> **To do**: Please retype each record exactly as it stands below.

> **Data for this exercise**:
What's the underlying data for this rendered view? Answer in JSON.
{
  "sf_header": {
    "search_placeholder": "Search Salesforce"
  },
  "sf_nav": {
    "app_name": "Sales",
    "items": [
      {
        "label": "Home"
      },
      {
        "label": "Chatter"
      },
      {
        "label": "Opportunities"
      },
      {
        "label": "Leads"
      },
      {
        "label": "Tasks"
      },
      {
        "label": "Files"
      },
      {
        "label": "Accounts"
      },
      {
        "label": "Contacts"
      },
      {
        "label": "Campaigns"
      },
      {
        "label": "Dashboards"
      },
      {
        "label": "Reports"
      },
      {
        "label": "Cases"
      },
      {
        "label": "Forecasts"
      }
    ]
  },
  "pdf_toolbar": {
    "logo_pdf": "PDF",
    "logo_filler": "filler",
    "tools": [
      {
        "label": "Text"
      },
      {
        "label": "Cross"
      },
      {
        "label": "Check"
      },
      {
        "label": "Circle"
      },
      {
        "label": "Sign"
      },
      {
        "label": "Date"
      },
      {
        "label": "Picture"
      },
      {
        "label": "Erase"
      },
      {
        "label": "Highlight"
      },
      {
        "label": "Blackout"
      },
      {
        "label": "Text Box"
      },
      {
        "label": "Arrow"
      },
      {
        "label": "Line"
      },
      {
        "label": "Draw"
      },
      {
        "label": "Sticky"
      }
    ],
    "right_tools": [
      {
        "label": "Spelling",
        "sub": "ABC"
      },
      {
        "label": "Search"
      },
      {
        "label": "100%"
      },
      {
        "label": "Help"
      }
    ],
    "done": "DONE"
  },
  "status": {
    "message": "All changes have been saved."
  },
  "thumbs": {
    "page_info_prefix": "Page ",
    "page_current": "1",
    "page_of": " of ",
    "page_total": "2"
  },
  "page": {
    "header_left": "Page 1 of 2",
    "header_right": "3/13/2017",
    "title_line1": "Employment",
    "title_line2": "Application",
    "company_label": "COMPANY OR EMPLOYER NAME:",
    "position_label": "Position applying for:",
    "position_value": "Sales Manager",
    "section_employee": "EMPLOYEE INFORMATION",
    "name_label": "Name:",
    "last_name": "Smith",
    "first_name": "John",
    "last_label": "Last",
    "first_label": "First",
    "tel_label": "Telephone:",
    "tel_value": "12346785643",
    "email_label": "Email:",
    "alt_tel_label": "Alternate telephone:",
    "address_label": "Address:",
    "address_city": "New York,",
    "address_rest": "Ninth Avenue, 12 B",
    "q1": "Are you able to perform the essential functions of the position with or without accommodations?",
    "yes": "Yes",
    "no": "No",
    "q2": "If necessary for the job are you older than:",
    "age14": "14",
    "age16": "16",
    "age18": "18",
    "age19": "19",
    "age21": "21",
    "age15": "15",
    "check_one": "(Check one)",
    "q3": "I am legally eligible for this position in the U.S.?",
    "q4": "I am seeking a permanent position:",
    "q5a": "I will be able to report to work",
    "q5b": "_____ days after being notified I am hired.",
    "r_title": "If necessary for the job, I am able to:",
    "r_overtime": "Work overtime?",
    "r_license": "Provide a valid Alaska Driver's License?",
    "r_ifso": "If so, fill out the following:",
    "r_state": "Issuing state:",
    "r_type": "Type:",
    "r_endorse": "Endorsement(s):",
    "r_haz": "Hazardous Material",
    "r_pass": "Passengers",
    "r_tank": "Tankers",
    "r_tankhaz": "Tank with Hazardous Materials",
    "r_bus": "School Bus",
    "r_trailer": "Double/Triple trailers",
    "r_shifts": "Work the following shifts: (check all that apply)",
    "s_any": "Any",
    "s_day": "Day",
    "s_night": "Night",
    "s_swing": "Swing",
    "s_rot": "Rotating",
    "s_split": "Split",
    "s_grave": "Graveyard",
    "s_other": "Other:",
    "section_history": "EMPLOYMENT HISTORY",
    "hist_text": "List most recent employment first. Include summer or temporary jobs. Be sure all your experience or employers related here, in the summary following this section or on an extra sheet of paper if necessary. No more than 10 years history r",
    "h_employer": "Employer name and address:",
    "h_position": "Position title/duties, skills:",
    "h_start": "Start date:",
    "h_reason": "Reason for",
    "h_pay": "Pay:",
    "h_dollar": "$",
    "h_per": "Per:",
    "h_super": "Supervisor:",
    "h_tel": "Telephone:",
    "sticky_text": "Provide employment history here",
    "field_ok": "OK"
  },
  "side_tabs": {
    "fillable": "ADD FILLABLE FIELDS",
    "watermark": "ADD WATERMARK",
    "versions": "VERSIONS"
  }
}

> **Result of the exercise**:
What's the underlying data for this rendered view? Answer in JSON.
{
  "sf_header": {
    "search_placeholder": "Search Salesforce"
  },
  "sf_nav": {
    "app_name": "Sales",
    "items": [
      {
        "label": "Home"
      },
      {
        "label": "Chatter"
      },
      {
        "label": "Opportunities"
      },
      {
        "label": "Leads"
      },
      {
        "label": "Tasks"
      },
      {
        "label": "Files"
      },
      {
        "label": "Accounts"
      },
      {
        "label": "Contacts"
      },
      {
        "label": "Campaigns"
      },
      {
        "label": "Dashboards"
      },
      {
        "label": "Reports"
      },
      {
        "label": "Cases"
      },
      {
        "label": "Forecasts"
      }
    ]
  },
  "pdf_toolbar": {
    "logo_pdf": "PDF",
    "logo_filler": "filler",
    "tools": [
      {
        "label": "Text"
      },
      {
        "label": "Cross"
      },
      {
        "label": "Check"
      },
      {
        "label": "Circle"
      },
      {
        "label": "Sign"
      },
      {
        "label": "Date"
      },
      {
        "label": "Picture"
      },
      {
        "label": "Erase"
      },
      {
        "label": "Highlight"
      },
      {
        "label": "Blackout"
      },
      {
        "label": "Text Box"
      },
      {
        "label": "Arrow"
      },
      {
        "label": "Line"
      },
      {
        "label": "Draw"
      },
      {
        "label": "Sticky"
      }
    ],
    "right_tools": [
      {
        "label": "Spelling",
        "sub": "ABC"
      },
      {
        "label": "Search"
      },
      {
        "label": "100%"
      },
      {
        "label": "Help"
      }
    ],
    "done": "DONE"
  },
  "status": {
    "message": "All changes have been saved."
  },
  "thumbs": {
    "page_info_prefix": "Page ",
    "page_current": "1",
    "page_of": " of ",
    "page_total": "2"
  },
  "page": {
    "header_left": "Page 1 of 2",
    "header_right": "3/13/2017",
    "title_line1": "Employment",
    "title_line2": "Application",
    "company_label": "COMPANY OR EMPLOYER NAME:",
    "position_label": "Position applying for:",
    "position_value": "Sales Manager",
    "section_employee": "EMPLOYEE INFORMATION",
    "name_label": "Name:",
    "last_name": "Smith",
    "first_name": "John",
    "last_label": "Last",
    "first_label": "First",
    "tel_label": "Telephone:",
    "tel_value": "12346785643",
    "email_label": "Email:",
    "alt_tel_label": "Alternate telephone:",
    "address_label": "Address:",
    "address_city": "New York,",
    "address_rest": "Ninth Avenue, 12 B",
    "q1": "Are you able to perform the essential functions of the position with or without accommodations?",
    "yes": "Yes",
    "no": "No",
    "q2": "If necessary for the job are you older than:",
    "age14": "14",
    "age16": "16",
    "age18": "18",
    "age19": "19",
    "age21": "21",
    "age15": "15",
    "check_one": "(Check one)",
    "q3": "I am legally eligible for this position in the U.S.?",
    "q4": "I am seeking a permanent position:",
    "q5a": "I will be able to report to work",
    "q5b": "_____ days after being notified I am hired.",
    "r_title": "If necessary for the job, I am able to:",
    "r_overtime": "Work overtime?",
    "r_license": "Provide a valid Alaska Driver's License?",
    "r_ifso": "If so, fill out the following:",
    "r_state": "Issuing state:",
    "r_type": "Type:",
    "r_endorse": "Endorsement(s):",
    "r_haz": "Hazardous Material",
    "r_pass": "Passengers",
    "r_tank": "Tankers",
    "r_tankhaz": "Tank with Hazardous Materials",
    "r_bus": "School Bus",
    "r_trailer": "Double/Triple trailers",
    "r_shifts": "Work the following shifts: (check all that apply)",
    "s_any": "Any",
    "s_day": "Day",
    "s_night": "Night",
    "s_swing": "Swing",
    "s_rot": "Rotating",
    "s_split": "Split",
    "s_grave": "Graveyard",
    "s_other": "Other:",
    "section_history": "EMPLOYMENT HISTORY",
    "hist_text": "List most recent employment first. Include summer or temporary jobs. Be sure all your experience or employers related here, in the summary following this section or on an extra sheet of paper if necessary. No more than 10 years history r",
    "h_employer": "Employer name and address:",
    "h_position": "Position title/duties, skills:",
    "h_start": "Start date:",
    "h_reason": "Reason for",
    "h_pay": "Pay:",
    "h_dollar": "$",
    "h_per": "Per:",
    "h_super": "Supervisor:",
    "h_tel": "Telephone:",
    "sticky_text": "Provide employment history here",
    "field_ok": "OK"
  },
  "side_tabs": {
    "fillable": "ADD FILLABLE FIELDS",
    "watermark": "ADD WATERMARK",
    "versions": "VERSIONS"
  }
}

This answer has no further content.